(Element data from apps and pages)
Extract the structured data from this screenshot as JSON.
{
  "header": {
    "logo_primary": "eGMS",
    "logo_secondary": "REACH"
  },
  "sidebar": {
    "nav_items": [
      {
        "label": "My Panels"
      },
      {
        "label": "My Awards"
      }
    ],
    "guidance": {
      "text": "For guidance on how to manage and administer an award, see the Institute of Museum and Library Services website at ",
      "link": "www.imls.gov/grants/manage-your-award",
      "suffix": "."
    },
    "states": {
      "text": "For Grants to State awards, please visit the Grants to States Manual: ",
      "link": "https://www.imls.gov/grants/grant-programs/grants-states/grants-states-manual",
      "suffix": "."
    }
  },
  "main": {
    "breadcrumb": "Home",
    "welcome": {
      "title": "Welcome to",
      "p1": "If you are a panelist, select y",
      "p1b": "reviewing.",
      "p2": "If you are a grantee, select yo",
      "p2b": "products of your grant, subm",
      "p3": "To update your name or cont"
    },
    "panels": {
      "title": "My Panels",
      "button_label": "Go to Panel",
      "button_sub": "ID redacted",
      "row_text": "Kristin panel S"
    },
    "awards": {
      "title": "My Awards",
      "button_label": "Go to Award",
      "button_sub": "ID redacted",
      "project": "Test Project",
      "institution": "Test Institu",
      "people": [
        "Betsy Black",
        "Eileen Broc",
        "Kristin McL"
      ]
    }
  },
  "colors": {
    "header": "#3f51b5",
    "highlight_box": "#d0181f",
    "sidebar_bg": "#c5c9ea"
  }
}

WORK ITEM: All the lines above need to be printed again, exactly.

TASK ANSWER:
Extract the structured data from this screenshot as JSON.
{
  "header": {
    "logo_primary": "eGMS",
    "logo_secondary": "REACH"
  },
  "sidebar": {
    "nav_items": [
      {
        "label": "My Panels"
      },
      {
        "label": "My Awards"
      }
    ],
    "guidance": {
      "text": "For guidance on how to manage and administer an award, see the Institute of Museum and Library Services website at ",
      "link": "www.imls.gov/grants/manage-your-award",
      "suffix": "."
    },
    "states": {
      "text": "For Grants to State awards, please visit the Grants to States Manual: ",
      "link": "https://www.imls.gov/grants/grant-programs/grants-states/grants-states-manual",
      "suffix": "."
    }
  },
  "main": {
    "breadcrumb": "Home",
    "welcome": {
      "title": "Welcome to",
      "p1": "If you are a panelist, select y",
      "p1b": "reviewing.",
      "p2": "If you are a grantee, select yo",
      "p2b": "products of your grant, subm",
      "p3": "To update your name or cont"
    },
    "panels": {
      "title": "My Panels",
      "button_label": "Go to Panel",
      "button_sub": "ID redacted",
      "row_text": "Kristin panel S"
    },
    "awards": {
      "title": "My Awards",
      "button_label": "Go to Award",
      "button_sub": "ID redacted",
      "project": "Test Project",
      "institution": "Test Institu",
      "people": [
        "Betsy Black",
        "Eileen Broc",
        "Kristin McL"
      ]
    }
  },
  "colors": {
    "header": "#3f51b5",
    "highlight_box": "#d0181f",
    "sidebar_bg": "#c5c9ea"
  }
}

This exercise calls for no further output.